Top of Records
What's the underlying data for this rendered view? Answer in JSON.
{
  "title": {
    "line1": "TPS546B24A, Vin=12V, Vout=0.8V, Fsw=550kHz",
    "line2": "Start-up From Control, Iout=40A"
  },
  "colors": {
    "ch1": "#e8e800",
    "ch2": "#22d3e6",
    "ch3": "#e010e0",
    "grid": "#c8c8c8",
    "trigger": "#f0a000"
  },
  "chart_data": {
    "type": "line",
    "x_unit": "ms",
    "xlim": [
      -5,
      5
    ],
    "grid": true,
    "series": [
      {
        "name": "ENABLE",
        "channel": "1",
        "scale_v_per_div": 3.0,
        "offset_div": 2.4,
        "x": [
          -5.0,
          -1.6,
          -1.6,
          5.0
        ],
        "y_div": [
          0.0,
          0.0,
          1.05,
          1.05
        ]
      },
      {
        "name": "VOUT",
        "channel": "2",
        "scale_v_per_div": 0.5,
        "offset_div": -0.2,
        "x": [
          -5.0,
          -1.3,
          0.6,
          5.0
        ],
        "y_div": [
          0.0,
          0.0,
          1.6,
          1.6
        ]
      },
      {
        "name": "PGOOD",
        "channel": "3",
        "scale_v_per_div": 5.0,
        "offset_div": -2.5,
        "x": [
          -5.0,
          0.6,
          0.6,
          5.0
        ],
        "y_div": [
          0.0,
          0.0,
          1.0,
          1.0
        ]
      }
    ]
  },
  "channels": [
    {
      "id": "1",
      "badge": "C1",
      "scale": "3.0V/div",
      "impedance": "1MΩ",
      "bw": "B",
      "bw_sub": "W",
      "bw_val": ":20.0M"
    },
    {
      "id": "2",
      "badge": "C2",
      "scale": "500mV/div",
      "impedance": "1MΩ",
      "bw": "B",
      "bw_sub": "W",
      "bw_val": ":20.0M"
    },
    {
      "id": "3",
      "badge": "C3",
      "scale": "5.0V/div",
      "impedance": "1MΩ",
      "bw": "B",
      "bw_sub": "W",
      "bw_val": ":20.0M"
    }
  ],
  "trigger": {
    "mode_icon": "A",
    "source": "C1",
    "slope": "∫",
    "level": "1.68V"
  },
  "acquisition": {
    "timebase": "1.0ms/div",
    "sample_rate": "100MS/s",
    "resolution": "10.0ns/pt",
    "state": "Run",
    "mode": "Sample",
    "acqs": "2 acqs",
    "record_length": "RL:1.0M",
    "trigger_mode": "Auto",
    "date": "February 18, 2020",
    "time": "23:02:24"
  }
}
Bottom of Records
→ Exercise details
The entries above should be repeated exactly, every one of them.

→ Exercise output
What's the underlying data for this rendered view? Answer in JSON.
{
  "title": {
    "line1": "TPS546B24A, Vin=12V, Vout=0.8V, Fsw=550kHz",
    "line2": "Start-up From Control, Iout=40A"
  },
  "colors": {
    "ch1": "#e8e800",
    "ch2": "#22d3e6",
    "ch3": "#e010e0",
    "grid": "#c8c8c8",
    "trigger": "#f0a000"
  },
  "chart_data": {
    "type": "line",
    "x_unit": "ms",
    "xlim": [
      -5,
      5
    ],
    "grid": true,
    "series": [
      {
        "name": "ENABLE",
        "channel": "1",
        "scale_v_per_div": 3.0,
        "offset_div": 2.4,
        "x": [
          -5.0,
          -1.6,
          -1.6,
          5.0
        ],
        "y_div": [
          0.0,
          0.0,
          1.05,
          1.05
        ]
      },
      {
        "name": "VOUT",
        "channel": "2",
        "scale_v_per_div": 0.5,
        "offset_div": -0.2,
        "x": [
          -5.0,
          -1.3,
          0.6,
          5.0
        ],
        "y_div": [
          0.0,
          0.0,
          1.6,
          1.6
        ]
      },
      {
        "name": "PGOOD",
        "channel": "3",
        "scale_v_per_div": 5.0,
        "offset_div": -2.5,
        "x": [
          -5.0,
          0.6,
          0.6,
          5.0
        ],
        "y_div": [
          0.0,
          0.0,
          1.0,
          1.0
        ]
      }
    ]
  },
  "channels": [
    {
      "id": "1",
      "badge": "C1",
      "scale": "3.0V/div",
      "impedance": "1MΩ",
      "bw": "B",
      "bw_sub": "W",
      "bw_val": ":20.0M"
    },
    {
      "id": "2",
      "badge": "C2",
      "scale": "500mV/div",
      "impedance": "1MΩ",
      "bw": "B",
      "bw_sub": "W",
      "bw_val": ":20.0M"
    },
    {
      "id": "3",
      "badge": "C3",
      "scale": "5.0V/div",
      "impedance": "1MΩ",
      "bw": "B",
      "bw_sub": "W",
      "bw_val": ":20.0M"
    }
  ],
  "trigger": {
    "mode_icon": "A",
    "source": "C1",
    "slope": "∫",
    "level": "1.68V"
  },
  "acquisition": {
    "timebase": "1.0ms/div",
    "sample_rate": "100MS/s",
    "resolution": "10.0ns/pt",
    "state": "Run",
    "mode": "Sample",
    "acqs": "2 acqs",
    "record_length": "RL:1.0M",
    "trigger_mode": "Auto",
    "date": "February 18, 2020",
    "time": "23:02:24"
  }
}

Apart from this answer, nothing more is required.